Chloe Moretz, who you may have seen in 500 Days of Summer, Kick Ass, or Dark Shadows, is an up-and-coming, incredibly talented young actress. This is all obvious, though. What sets Chloe apart from so many celebrities, is her willingness to be completely brash and honest about her job and the way we view and treat famous people.
Chloe, who has been acting for about a decade now (and will be starring in the very “French inspired” Clouds of Sils Maria), recently shared her thoughts on celebrity objectification. The actress stated, “They’ll be like, ‘You have to give me a photo. I buy a ticket to your movie. I, in a sense, own you. If I don’t buy a ticket to your movie, you’re done –so you have to take a photo with me. There’s a lot of entitlement, especially nowadays, in Hollywood, because they think they know everything about you.

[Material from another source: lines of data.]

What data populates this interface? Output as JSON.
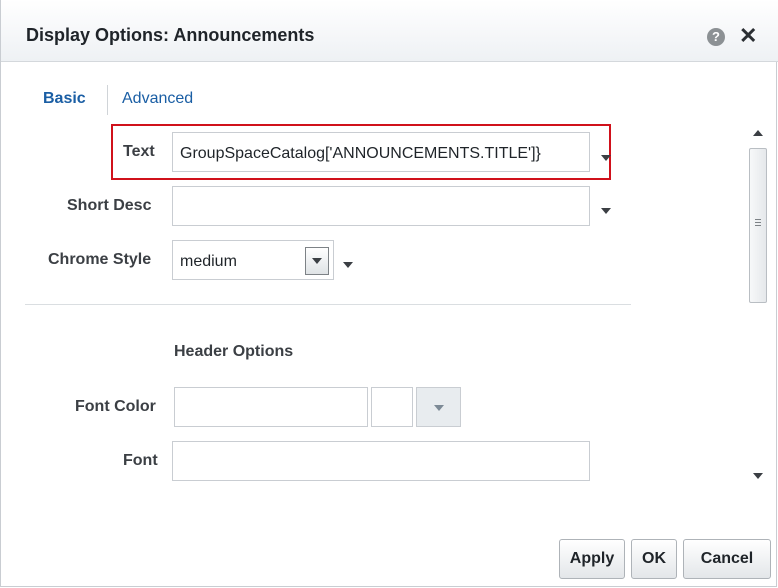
{
  "dialog": {
    "title": "Display Options: Announcements",
    "help_glyph": "?",
    "close_glyph": "✕"
  },
  "tabs": [
    {
      "label": "Basic",
      "selected": true
    },
    {
      "label": "Advanced",
      "selected": false
    }
  ],
  "fields": {
    "text": {
      "label": "Text",
      "value": "GroupSpaceCatalog['ANNOUNCEMENTS.TITLE']}"
    },
    "short_desc": {
      "label": "Short Desc",
      "value": ""
    },
    "chrome_style": {
      "label": "Chrome Style",
      "value": "medium"
    },
    "header_options": {
      "label": "Header Options"
    },
    "font_color": {
      "label": "Font Color",
      "value": ""
    },
    "font": {
      "label": "Font",
      "value": ""
    }
  },
  "buttons": {
    "apply": "Apply",
    "ok": "OK",
    "cancel": "Cancel"
  },
  "colors": {
    "highlight_border": "#d0111b",
    "tab_link": "#1a5ea4"
  },
  "icons": [
    "help-icon",
    "close-icon",
    "expression-menu-icon",
    "dropdown-arrow-icon",
    "scroll-up-icon",
    "scroll-down-icon"
  ]
}
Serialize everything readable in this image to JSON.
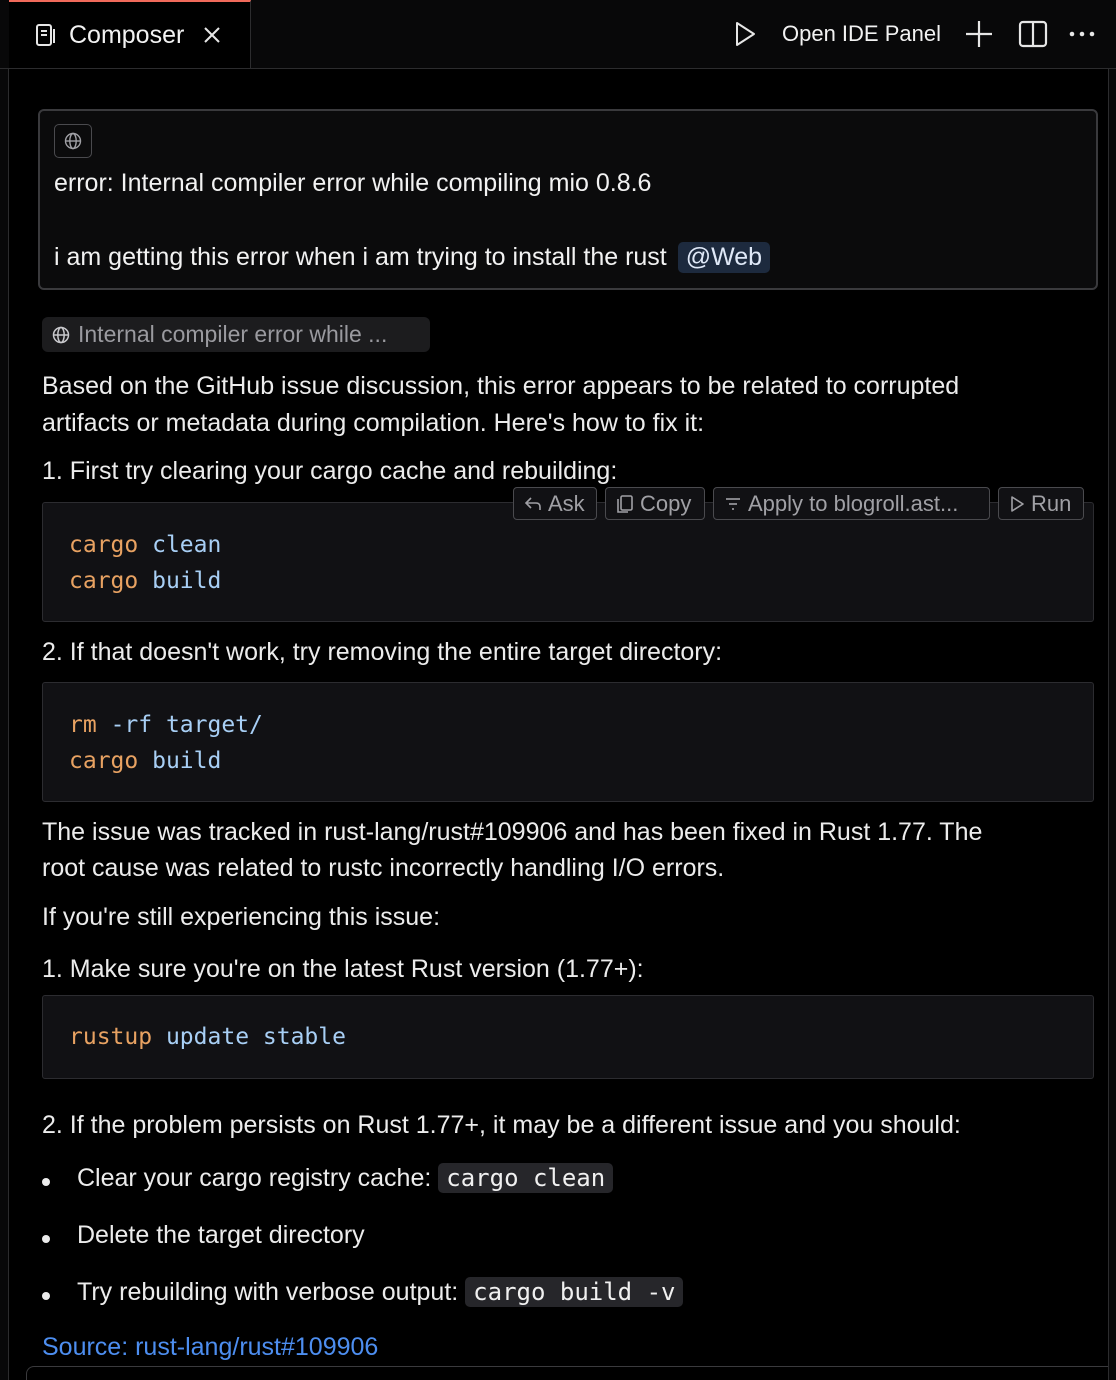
{
  "tab": {
    "label": "Composer"
  },
  "toolbar": {
    "open_ide_label": "Open IDE Panel"
  },
  "query": {
    "line1": "error: Internal compiler error while compiling mio 0.8.6",
    "line2": "i am getting this error when i am trying to install the rust",
    "mention": "@Web"
  },
  "web_result_chip": "Internal compiler error while ...",
  "answer": {
    "intro_line1": "Based on the GitHub issue discussion, this error appears to be related to corrupted",
    "intro_line2": "artifacts or metadata during compilation. Here's how to fix it:",
    "step1": "1. First try clearing your cargo cache and rebuilding:",
    "code1": [
      {
        "cmd": "cargo",
        "args": "clean"
      },
      {
        "cmd": "cargo",
        "args": "build"
      }
    ],
    "code_actions": {
      "ask": "Ask",
      "copy": "Copy",
      "apply": "Apply to blogroll.ast...",
      "run": "Run"
    },
    "step2": "2. If that doesn't work, try removing the entire target directory:",
    "code2": [
      {
        "cmd": "rm",
        "args": "-rf target/"
      },
      {
        "cmd": "cargo",
        "args": "build"
      }
    ],
    "tracked_line1": "The issue was tracked in rust-lang/rust#109906 and has been fixed in Rust 1.77. The",
    "tracked_line2": "root cause was related to rustc incorrectly handling I/O errors.",
    "still": "If you're still experiencing this issue:",
    "step3": "1. Make sure you're on the latest Rust version (1.77+):",
    "code3": [
      {
        "cmd": "rustup",
        "args": "update stable"
      }
    ],
    "step4": "2. If the problem persists on Rust 1.77+, it may be a different issue and you should:",
    "bullets": [
      {
        "text": "Clear your cargo registry cache:",
        "code": "cargo clean"
      },
      {
        "text": "Delete the target directory",
        "code": ""
      },
      {
        "text": "Try rebuilding with verbose output:",
        "code": "cargo build -v"
      }
    ],
    "source": "Source: rust-lang/rust#109906"
  },
  "colors": {
    "accent_tab": "#f06a5b",
    "code_command": "#e8a262",
    "code_argument": "#a8cff5",
    "link": "#4d8ef0"
  },
  "icons": [
    "composer-icon",
    "close-icon",
    "play-icon",
    "plus-icon",
    "split-icon",
    "more-icon",
    "globe-icon",
    "ask-icon",
    "copy-icon",
    "apply-icon",
    "run-icon"
  ]
}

They think that because you have an Instagram, they can go break into your house. ‘You let us in! I’ve seen your house on your video!’”
The separation between celebrities and fans is getting smaller and smaller, and although celebrities play a part in bridging the gap (they have Instagrams, Twitter handles, Facebook pages), there is no denying that we are feeling more and more entitled to glimpse into their daily lives.

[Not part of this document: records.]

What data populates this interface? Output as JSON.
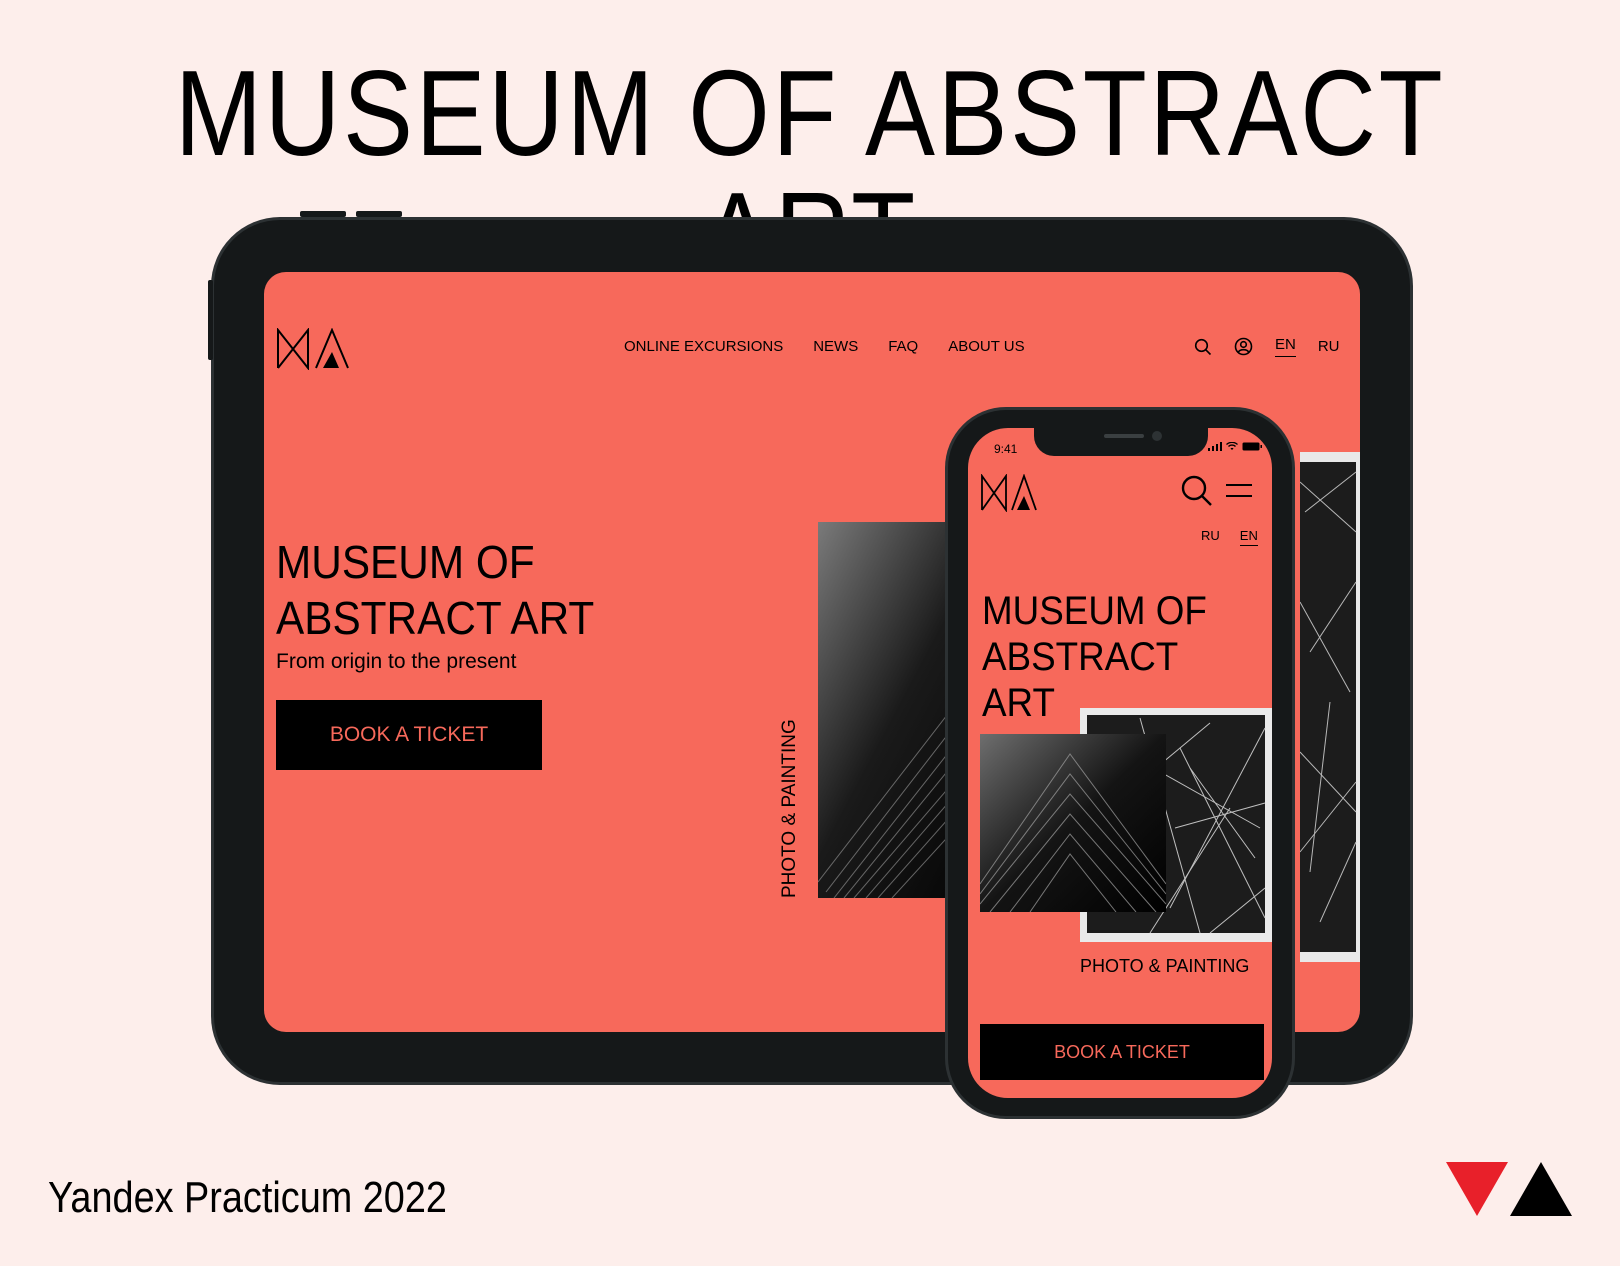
{
  "heading": "MUSEUM OF ABSTRACT ART",
  "footer": "Yandex Practicum 2022",
  "colors": {
    "background": "#fdeeeb",
    "accent": "#f7695b",
    "device": "#151819"
  },
  "tablet": {
    "logo": "MA",
    "nav": [
      "ONLINE EXCURSIONS",
      "NEWS",
      "FAQ",
      "ABOUT US"
    ],
    "lang_en": "EN",
    "lang_ru": "RU",
    "title_line1": "MUSEUM OF",
    "title_line2": "ABSTRACT ART",
    "subtitle": "From origin to the present",
    "cta": "BOOK A TICKET",
    "section_label": "PHOTO & PAINTING",
    "icons": [
      "search-icon",
      "user-icon"
    ]
  },
  "phone": {
    "time": "9:41",
    "logo": "MA",
    "lang_ru": "RU",
    "lang_en": "EN",
    "title_line1": "MUSEUM OF",
    "title_line2": "ABSTRACT ART",
    "section_label": "PHOTO & PAINTING",
    "cta": "BOOK A TICKET",
    "icons": [
      "search-icon",
      "menu-icon",
      "signal-icon",
      "wifi-icon",
      "battery-icon"
    ]
  }
}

I like seeing actors as “real” people; I like when they reveal their favorite $5 Cover Girl mascara, I like when they take a shoddy selfie with the front camera of their iPhone. Celebrities become relatable this way, and it’s very cool. However, there does seem to be this growing trend of wanting more and more from them. We want more details, more scandals, more makeup-free photos, more everything — and this can detract from their actual careers.

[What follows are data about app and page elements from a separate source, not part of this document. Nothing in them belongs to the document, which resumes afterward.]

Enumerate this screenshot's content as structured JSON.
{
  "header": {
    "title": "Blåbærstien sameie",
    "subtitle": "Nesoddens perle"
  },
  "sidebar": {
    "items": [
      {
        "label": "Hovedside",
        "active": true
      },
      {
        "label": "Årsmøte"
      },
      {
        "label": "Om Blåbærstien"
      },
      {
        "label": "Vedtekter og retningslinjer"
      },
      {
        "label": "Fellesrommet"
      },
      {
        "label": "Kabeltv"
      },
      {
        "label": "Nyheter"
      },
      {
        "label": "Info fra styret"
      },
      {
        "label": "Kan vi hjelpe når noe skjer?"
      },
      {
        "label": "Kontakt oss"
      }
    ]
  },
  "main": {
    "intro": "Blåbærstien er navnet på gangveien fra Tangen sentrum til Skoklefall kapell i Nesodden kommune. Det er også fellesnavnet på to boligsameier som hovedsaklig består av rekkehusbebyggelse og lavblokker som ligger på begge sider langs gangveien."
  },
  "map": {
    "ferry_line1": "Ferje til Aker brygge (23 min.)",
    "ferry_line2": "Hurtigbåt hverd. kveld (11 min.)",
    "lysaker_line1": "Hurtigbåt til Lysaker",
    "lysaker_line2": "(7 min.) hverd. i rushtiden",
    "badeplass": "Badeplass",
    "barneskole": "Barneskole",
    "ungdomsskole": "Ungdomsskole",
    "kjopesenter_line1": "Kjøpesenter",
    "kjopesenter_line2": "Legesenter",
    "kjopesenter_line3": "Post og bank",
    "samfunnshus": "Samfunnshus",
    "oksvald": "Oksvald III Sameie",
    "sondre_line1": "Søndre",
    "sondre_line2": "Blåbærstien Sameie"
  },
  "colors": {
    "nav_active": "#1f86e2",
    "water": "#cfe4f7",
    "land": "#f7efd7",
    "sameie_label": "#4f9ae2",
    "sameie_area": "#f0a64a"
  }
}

The problem, as Chloe puts it, is that “Hollywood wants to break all the illusions.” There is no privacy anymore. “We want to see you cheat and lie. And it’s kind of depressing because, instead of being actors, we’re now just entities, which isn’t our job,” she says.